START RECORD SET
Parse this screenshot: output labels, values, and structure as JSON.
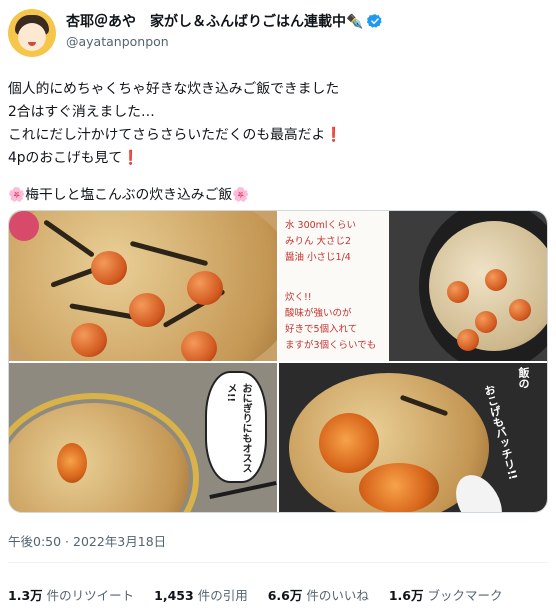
{
  "author": {
    "display_name": "杏耶＠あや　家がし＆ふんばりごはん連載中✒️",
    "handle": "@ayatanponpon",
    "verified": true,
    "avatar_icon": "cartoon-girl-avatar"
  },
  "tweet": {
    "lines": [
      "個人的にめちゃくちゃ好きな炊き込みご飯できました",
      "2合はすぐ消えました…",
      "これにだし汁かけてさらさらいただくのも最高だよ",
      "4pのおこげも見て"
    ],
    "exclamation": "❗",
    "recipe_title": "梅干しと塩こんぶの炊き込みご飯",
    "flower": "🌸"
  },
  "media": {
    "note_lines": [
      "水 300mlくらい",
      "みりん 大さじ2",
      "醤油 小さじ1/4",
      "炊く!!",
      "酸味が強いのが",
      "好きで5個入れて",
      "ますが3個くらいでも"
    ],
    "bubble_text": "おにぎりにもオススメ!!",
    "okoge_text": "おこげもバッチリ!!",
    "okoge_prefix": "飯の"
  },
  "meta": {
    "timestamp": "午後0:50 · 2022年3月18日"
  },
  "stats": [
    {
      "num": "1.3万",
      "label": "件のリツイート"
    },
    {
      "num": "1,453",
      "label": "件の引用"
    },
    {
      "num": "6.6万",
      "label": "件のいいね"
    },
    {
      "num": "1.6万",
      "label": "ブックマーク"
    }
  ],
  "colors": {
    "text": "#0f1419",
    "secondary": "#536471",
    "verified": "#1d9bf0",
    "accent_red": "#e0245e"
  }
}
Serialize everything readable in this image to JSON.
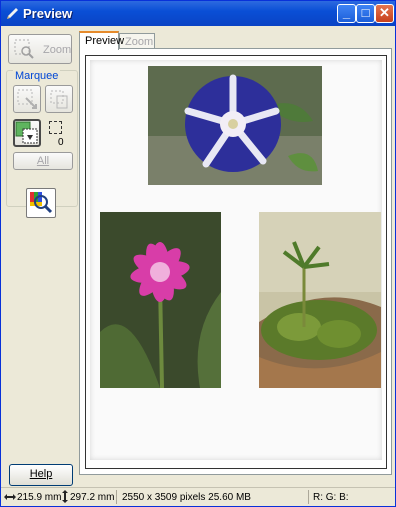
{
  "window": {
    "title": "Preview"
  },
  "titlebar_buttons": {
    "minimize": "_",
    "maximize": "□",
    "close": "✕"
  },
  "left_panel": {
    "zoom_label": "Zoom",
    "marquee_label": "Marquee",
    "marquee_count": "0",
    "all_label": "All",
    "help_label": "Help"
  },
  "tabs": [
    {
      "label": "Preview",
      "active": true
    },
    {
      "label": "Zoom",
      "active": false
    }
  ],
  "status": {
    "width": "215.9 mm",
    "height": "297.2 mm",
    "size_info": "2550 x 3509 pixels 25.60 MB",
    "rgb": "R:  G:  B:"
  },
  "colors": {
    "title_bar": "#0a4fd6",
    "tab_accent": "#e68b2c",
    "marquee_label": "#0046d5"
  },
  "icons": [
    "preview-app-icon",
    "zoom-icon",
    "marquee-add-icon",
    "marquee-remove-icon",
    "auto-locate-icon",
    "histogram-icon",
    "width-arrow-icon",
    "height-arrow-icon"
  ]
}
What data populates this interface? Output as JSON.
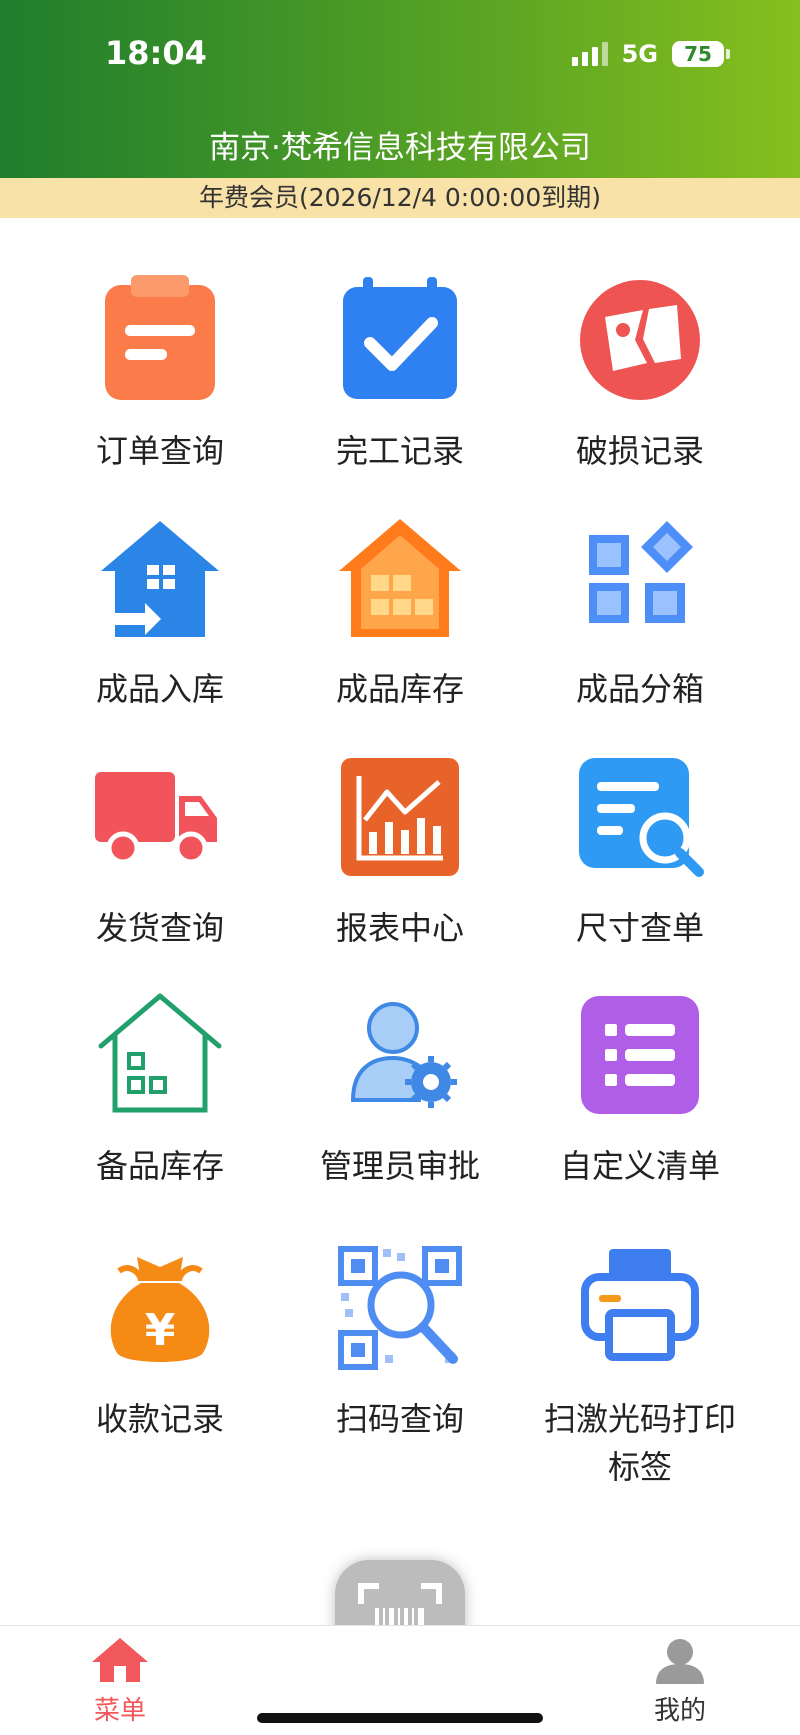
{
  "status_bar": {
    "time": "18:04",
    "network": "5G",
    "battery": "75"
  },
  "header": {
    "company": "南京·梵希信息科技有限公司"
  },
  "membership": {
    "text": "年费会员(2026/12/4 0:00:00到期)"
  },
  "menu": {
    "items": [
      {
        "label": "订单查询",
        "icon": "clipboard-icon"
      },
      {
        "label": "完工记录",
        "icon": "calendar-check-icon"
      },
      {
        "label": "破损记录",
        "icon": "broken-photo-icon"
      },
      {
        "label": "成品入库",
        "icon": "house-inbound-icon"
      },
      {
        "label": "成品库存",
        "icon": "house-inventory-icon"
      },
      {
        "label": "成品分箱",
        "icon": "boxes-grid-icon"
      },
      {
        "label": "发货查询",
        "icon": "truck-icon"
      },
      {
        "label": "报表中心",
        "icon": "chart-report-icon"
      },
      {
        "label": "尺寸查单",
        "icon": "document-search-icon"
      },
      {
        "label": "备品库存",
        "icon": "house-outline-icon"
      },
      {
        "label": "管理员审批",
        "icon": "admin-gear-icon"
      },
      {
        "label": "自定义清单",
        "icon": "list-icon"
      },
      {
        "label": "收款记录",
        "icon": "money-bag-icon"
      },
      {
        "label": "扫码查询",
        "icon": "qr-search-icon"
      },
      {
        "label": "扫激光码打印标签",
        "icon": "printer-icon"
      }
    ]
  },
  "tabbar": {
    "menu_label": "菜单",
    "mine_label": "我的",
    "active_color": "#f0585c",
    "inactive_color": "#333333"
  },
  "colors": {
    "header_start": "#1f7d2c",
    "header_end": "#86bf1e",
    "member_bar": "#f8e2a8"
  }
}
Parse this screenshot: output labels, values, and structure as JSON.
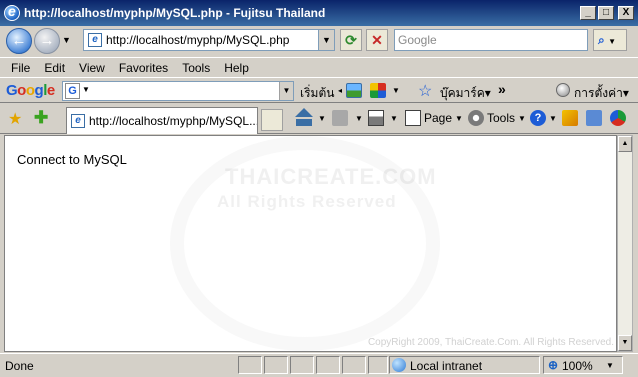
{
  "window": {
    "title": "http://localhost/myphp/MySQL.php - Fujitsu Thailand",
    "minimize_glyph": "_",
    "maximize_glyph": "□",
    "close_glyph": "X"
  },
  "navigation": {
    "back_glyph": "←",
    "forward_glyph": "→",
    "address_value": "http://localhost/myphp/MySQL.php",
    "refresh_glyph": "⟳",
    "stop_glyph": "✕",
    "search_placeholder": "Google",
    "search_button_glyph": "⌕"
  },
  "menu": {
    "items": [
      "File",
      "Edit",
      "View",
      "Favorites",
      "Tools",
      "Help"
    ]
  },
  "google_toolbar": {
    "logo": [
      "G",
      "o",
      "o",
      "g",
      "l",
      "e"
    ],
    "search_button_label": "เริ่มต้น",
    "bookmarks_label": "บุ๊คมาร์ค▾",
    "more_glyph": "»",
    "settings_label": "การตั้งค่า▾"
  },
  "tabs": {
    "active_tab_label": "http://localhost/myphp/MySQL...."
  },
  "command_bar": {
    "page_label": "Page",
    "tools_label": "Tools",
    "help_glyph": "?"
  },
  "content": {
    "message": "Connect to MySQL",
    "watermark_line1": "THAICREATE.COM",
    "watermark_line2": "All Rights Reserved",
    "copyright": "CopyRight 2009, ThaiCreate.Com. All Rights Reserved."
  },
  "status_bar": {
    "status_text": "Done",
    "zone_label": "Local intranet",
    "zoom_label": "100%"
  },
  "colors": {
    "titlebar_start": "#0a246a",
    "titlebar_end": "#3a6ea5",
    "chrome": "#d4d0c8"
  }
}
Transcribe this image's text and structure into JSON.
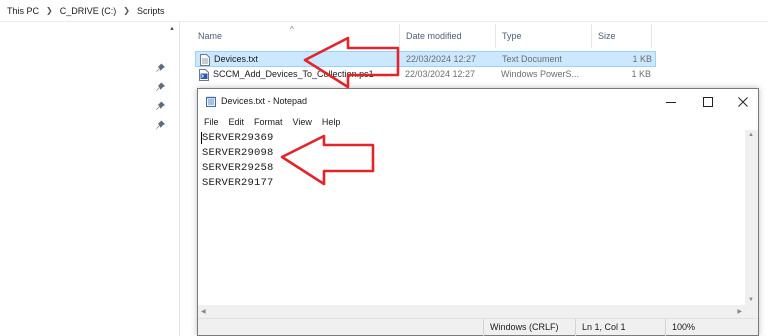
{
  "breadcrumb": [
    "This PC",
    "C_DRIVE (C:)",
    "Scripts"
  ],
  "columns": {
    "name": "Name",
    "date": "Date modified",
    "type": "Type",
    "size": "Size"
  },
  "files": [
    {
      "name": "Devices.txt",
      "date": "22/03/2024 12:27",
      "type": "Text Document",
      "size": "1 KB",
      "icon": "text-file-icon",
      "selected": true
    },
    {
      "name": "SCCM_Add_Devices_To_Collection.ps1",
      "date": "22/03/2024 12:27",
      "type": "Windows PowerS...",
      "size": "1 KB",
      "icon": "powershell-file-icon",
      "selected": false
    }
  ],
  "notepad": {
    "title": "Devices.txt - Notepad",
    "menu": [
      "File",
      "Edit",
      "Format",
      "View",
      "Help"
    ],
    "lines": [
      "SERVER29369",
      "SERVER29098",
      "SERVER29258",
      "SERVER29177"
    ],
    "status": {
      "line_ending": "Windows (CRLF)",
      "position": "Ln 1, Col 1",
      "zoom": "100%"
    }
  },
  "colors": {
    "selection": "#cce8ff",
    "selection_border": "#99d1ff",
    "annotation_arrow": "#e0252b",
    "header_text": "#4c607a"
  },
  "annotations": [
    "arrow-pointing-at-devices-file",
    "arrow-pointing-at-server-list"
  ]
}
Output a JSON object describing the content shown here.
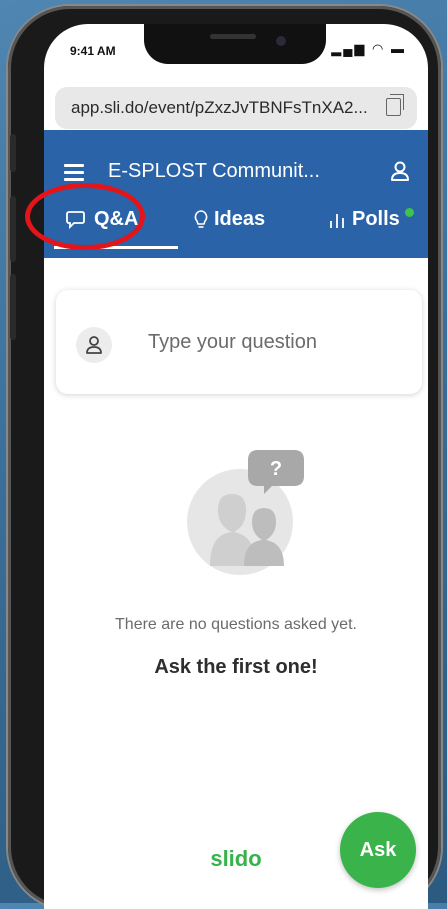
{
  "status": {
    "time": "9:41 AM",
    "signal_icons": "▂▄▆ ◠ ▬"
  },
  "browser": {
    "url": "app.sli.do/event/pZxzJvTBNFsTnXA2..."
  },
  "header": {
    "title": "E-SPLOST Communit..."
  },
  "tabs": [
    {
      "label": "Q&A",
      "icon": "chat-bubbles-icon",
      "active": true
    },
    {
      "label": "Ideas",
      "icon": "lightbulb-icon"
    },
    {
      "label": "Polls",
      "icon": "bar-chart-icon",
      "badge": "new-dot"
    }
  ],
  "question": {
    "placeholder": "Type your question"
  },
  "empty_state": {
    "message": "There are no questions asked yet.",
    "cta": "Ask the first one!",
    "bubble_glyph": "?"
  },
  "footer": {
    "brand": "slido"
  },
  "ask_button": {
    "label": "Ask"
  },
  "colors": {
    "primary": "#2a63a8",
    "accent": "#39b34a",
    "highlight": "#e3151b"
  }
}
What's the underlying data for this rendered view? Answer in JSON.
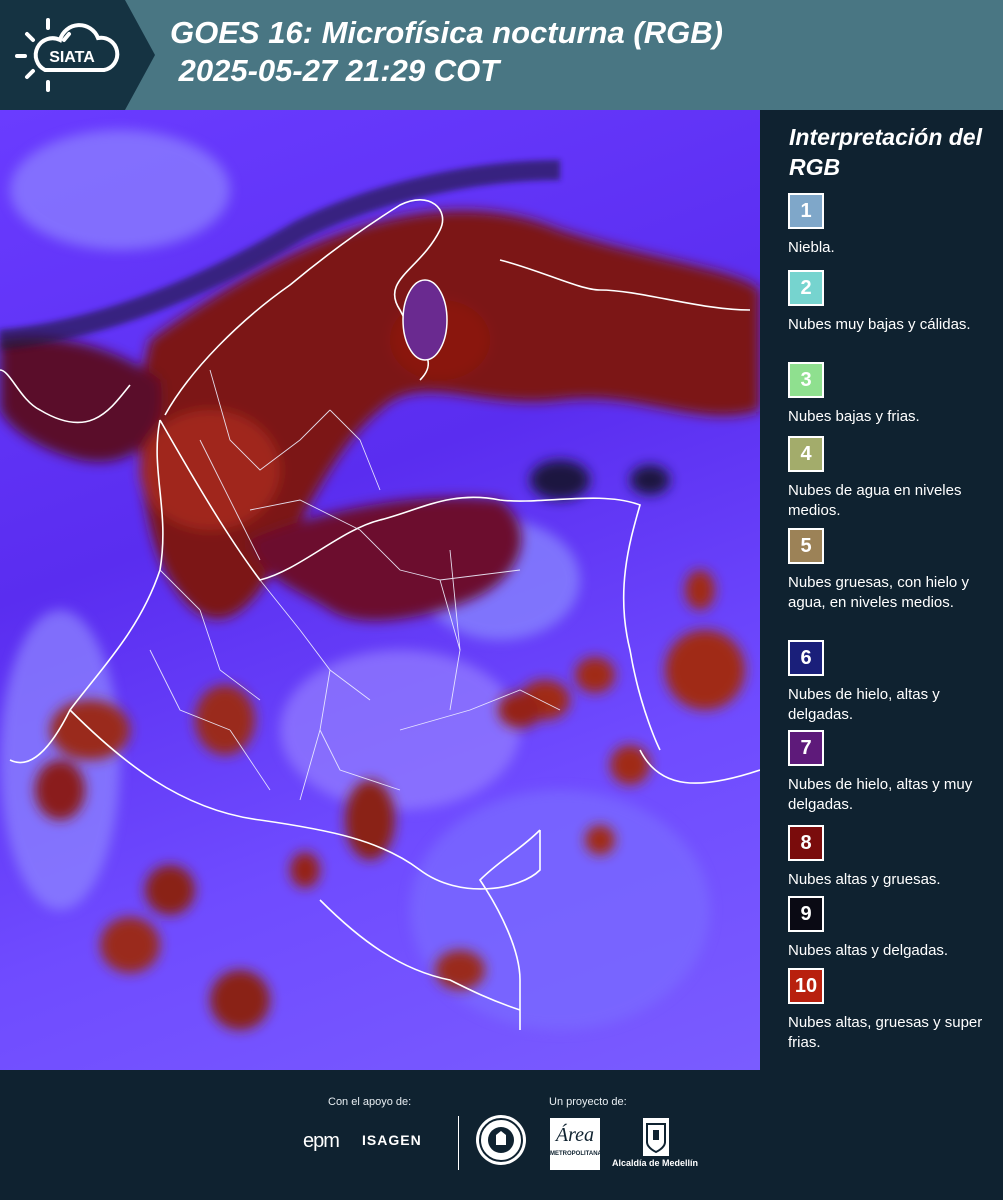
{
  "header": {
    "logo_text": "SIATA",
    "title_line1": "GOES 16: Microfísica nocturna (RGB)",
    "title_line2": " 2025-05-27 21:29 COT",
    "background_color": "#497683"
  },
  "legend": {
    "title": "Interpretación del RGB",
    "items": [
      {
        "number": "1",
        "label": "Niebla.",
        "color": "#7fa7c9"
      },
      {
        "number": "2",
        "label": "Nubes muy bajas y cálidas.",
        "color": "#76d4cf"
      },
      {
        "number": "3",
        "label": "Nubes bajas y frias.",
        "color": "#8fe08f"
      },
      {
        "number": "4",
        "label": "Nubes de agua en niveles medios.",
        "color": "#a3ac6b"
      },
      {
        "number": "5",
        "label": "Nubes gruesas, con hielo y agua, en niveles medios.",
        "color": "#9c8257"
      },
      {
        "number": "6",
        "label": "Nubes de hielo, altas y delgadas.",
        "color": "#1a1f7a"
      },
      {
        "number": "7",
        "label": "Nubes de hielo, altas y muy delgadas.",
        "color": "#5e1a7a"
      },
      {
        "number": "8",
        "label": "Nubes altas y gruesas.",
        "color": "#7a0c0c"
      },
      {
        "number": "9",
        "label": "Nubes altas y delgadas.",
        "color": "#0a0a14"
      },
      {
        "number": "10",
        "label": "Nubes altas, gruesas y super frias.",
        "color": "#b8200e"
      }
    ]
  },
  "footer": {
    "support_label": "Con el apoyo de:",
    "project_label": "Un proyecto de:",
    "sponsor_1": "epm",
    "sponsor_2": "ISAGEN",
    "partner_label": "Alcaldía de Medellín",
    "area_logo_text": "Área",
    "area_logo_sub": "METROPOLITANA"
  }
}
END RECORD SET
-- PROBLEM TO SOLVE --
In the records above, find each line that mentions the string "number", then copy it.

-- FINAL ANSWER --
        "number": "1",
        "number": "2",
        "number": "3",
        "number": "4",
        "number": "5",
        "number": "6",
        "number": "7",
        "number": "8",
        "number": "9",
        "number": "10",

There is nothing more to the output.